» **DIRECTIONS**:
Which of the lines below hold the word "active"? Pull each of them out.

(Dataset rows describing interfaces)
=== Begin Enclosure ===
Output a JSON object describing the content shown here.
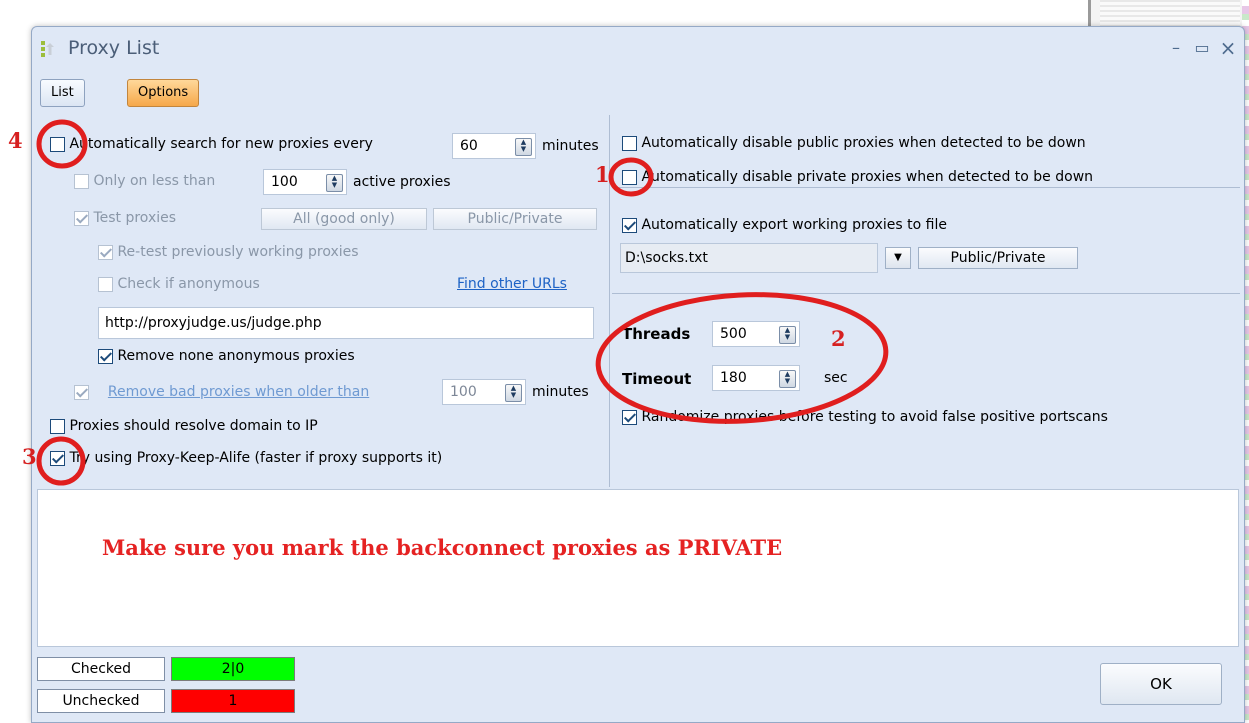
{
  "window": {
    "title": "Proxy List",
    "minimize": "–",
    "maximize": "▭",
    "close": "×"
  },
  "tabs": [
    {
      "label": "List",
      "active": false
    },
    {
      "label": "Options",
      "active": true
    }
  ],
  "left": {
    "auto_search": {
      "label": "Automatically search for new proxies every",
      "checked": false,
      "value": "60",
      "unit": "minutes"
    },
    "only_less": {
      "label": "Only on less than",
      "checked": false,
      "value": "100",
      "unit": "active proxies"
    },
    "test_proxies": {
      "label": "Test proxies",
      "checked": true,
      "btn_all": "All (good only)",
      "btn_pubpriv": "Public/Private"
    },
    "retest": {
      "label": "Re-test previously working proxies",
      "checked": true
    },
    "check_anon": {
      "label": "Check if anonymous",
      "checked": false,
      "link": "Find other URLs"
    },
    "judge_url": "http://proxyjudge.us/judge.php",
    "remove_none_anon": {
      "label": "Remove none anonymous proxies",
      "checked": true
    },
    "remove_bad": {
      "label": "Remove bad proxies when older than",
      "checked": true,
      "value": "100",
      "unit": "minutes"
    },
    "resolve_domain": {
      "label": "Proxies should resolve domain to IP",
      "checked": false
    },
    "keep_alife": {
      "label": "Try using Proxy-Keep-Alife (faster if proxy supports it)",
      "checked": true
    }
  },
  "right": {
    "disable_public": {
      "label": "Automatically disable public proxies when detected to be down",
      "checked": false
    },
    "disable_private": {
      "label": "Automatically disable private proxies when detected to be down",
      "checked": false
    },
    "export": {
      "label": "Automatically export working proxies to file",
      "checked": true,
      "path": "D:\\socks.txt",
      "btn": "Public/Private"
    },
    "threads": {
      "label": "Threads",
      "value": "500"
    },
    "timeout": {
      "label": "Timeout",
      "value": "180",
      "unit": "sec"
    },
    "randomize": {
      "label": "Randomize proxies before testing to avoid false positive portscans",
      "checked": true
    }
  },
  "message": "Make sure you mark the backconnect proxies as PRIVATE",
  "status": {
    "checked_label": "Checked",
    "checked_value": "2|0",
    "checked_color": "#00ff00",
    "unchecked_label": "Unchecked",
    "unchecked_value": "1",
    "unchecked_color": "#ff0000"
  },
  "ok_label": "OK",
  "annotations": [
    "1",
    "2",
    "3",
    "4"
  ],
  "annotation_color": "#e01e1e"
}
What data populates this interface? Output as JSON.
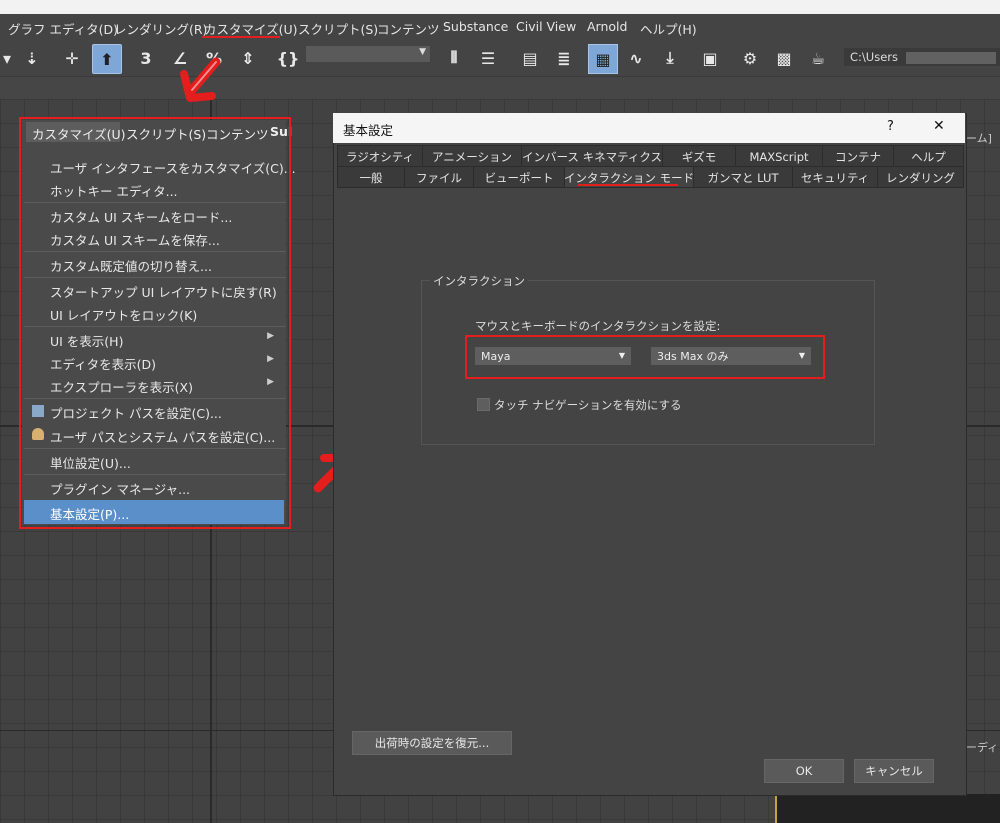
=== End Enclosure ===
» **EXERCISE RESPONSE**:
      "active": false
      "active": true
      "unit": "active proxies"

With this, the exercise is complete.